We’re faced with big subjects, big themes – with globalisation (which is ironically the natural and only outcome of a ‘free trade’ position), on the one hand, and the sense, and the reality, of being left behind by elites, by the big cities, the bankers, even by the younger generation, on the other. Pay is pegged back, annual increments a rarity, austerity has for many been brutal.

‘There is a real question about whether democratic capitalism is working, when it’s only working for part of the population.’ The words of Nobel-winning economist Angus Deaton. Could the country be at a tipping point?

More than ever, we need to step back. We need silence. An end to shouting. Instead we need engagement, close engagement, with all the areas I mention above – engagement across Europe and not just in this country. That’s been our role in the past, and I see no reason to give up on that now.

In the recent past many of us have been too cautious, too reasonable – too slow. Silence has been a negative state. A place we retreat to. A place to hide. (We treat elites as somehow inevitable.

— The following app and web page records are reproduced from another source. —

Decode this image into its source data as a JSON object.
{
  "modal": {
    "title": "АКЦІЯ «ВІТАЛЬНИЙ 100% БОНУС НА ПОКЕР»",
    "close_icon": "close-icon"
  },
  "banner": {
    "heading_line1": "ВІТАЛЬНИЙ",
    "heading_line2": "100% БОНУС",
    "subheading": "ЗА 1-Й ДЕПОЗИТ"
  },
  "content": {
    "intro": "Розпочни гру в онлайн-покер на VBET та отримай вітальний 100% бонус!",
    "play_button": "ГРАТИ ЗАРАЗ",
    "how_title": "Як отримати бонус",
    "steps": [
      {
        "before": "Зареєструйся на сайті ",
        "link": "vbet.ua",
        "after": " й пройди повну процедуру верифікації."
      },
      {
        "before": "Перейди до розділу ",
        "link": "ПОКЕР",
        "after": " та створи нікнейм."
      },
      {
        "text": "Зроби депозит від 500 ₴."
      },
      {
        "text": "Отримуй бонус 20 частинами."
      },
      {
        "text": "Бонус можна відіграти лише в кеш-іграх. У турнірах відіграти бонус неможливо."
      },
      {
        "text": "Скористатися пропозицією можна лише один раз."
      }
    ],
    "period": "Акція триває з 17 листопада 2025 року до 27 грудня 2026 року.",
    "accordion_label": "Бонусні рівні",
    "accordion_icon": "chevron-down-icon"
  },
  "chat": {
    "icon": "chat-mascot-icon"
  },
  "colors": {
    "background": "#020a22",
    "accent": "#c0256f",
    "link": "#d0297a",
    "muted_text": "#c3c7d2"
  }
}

We shrug and get on with life.)

I’ve found the last three years one hell of a challenge. (I am not alone of course.) The sense that there’s a continuity between my private world and the wider political world out there has been broken. Extremes and wild ideas have become common currency. If I acquiesced in a too-slow change of pace before, I can no longer do so now.

Silence has to be more positive, more active, more pro-active. More political.

But it must still be silence. Paring back the rush of ideas, allowing quiet space in between, that space which anger and emotion too easily fill. Don’t be fooled by the loudest voice. Or a half-truth in a headline.

There’s wisdom, a real wisdom, in silence. If wisdom isn’t too unfashionable a term these days.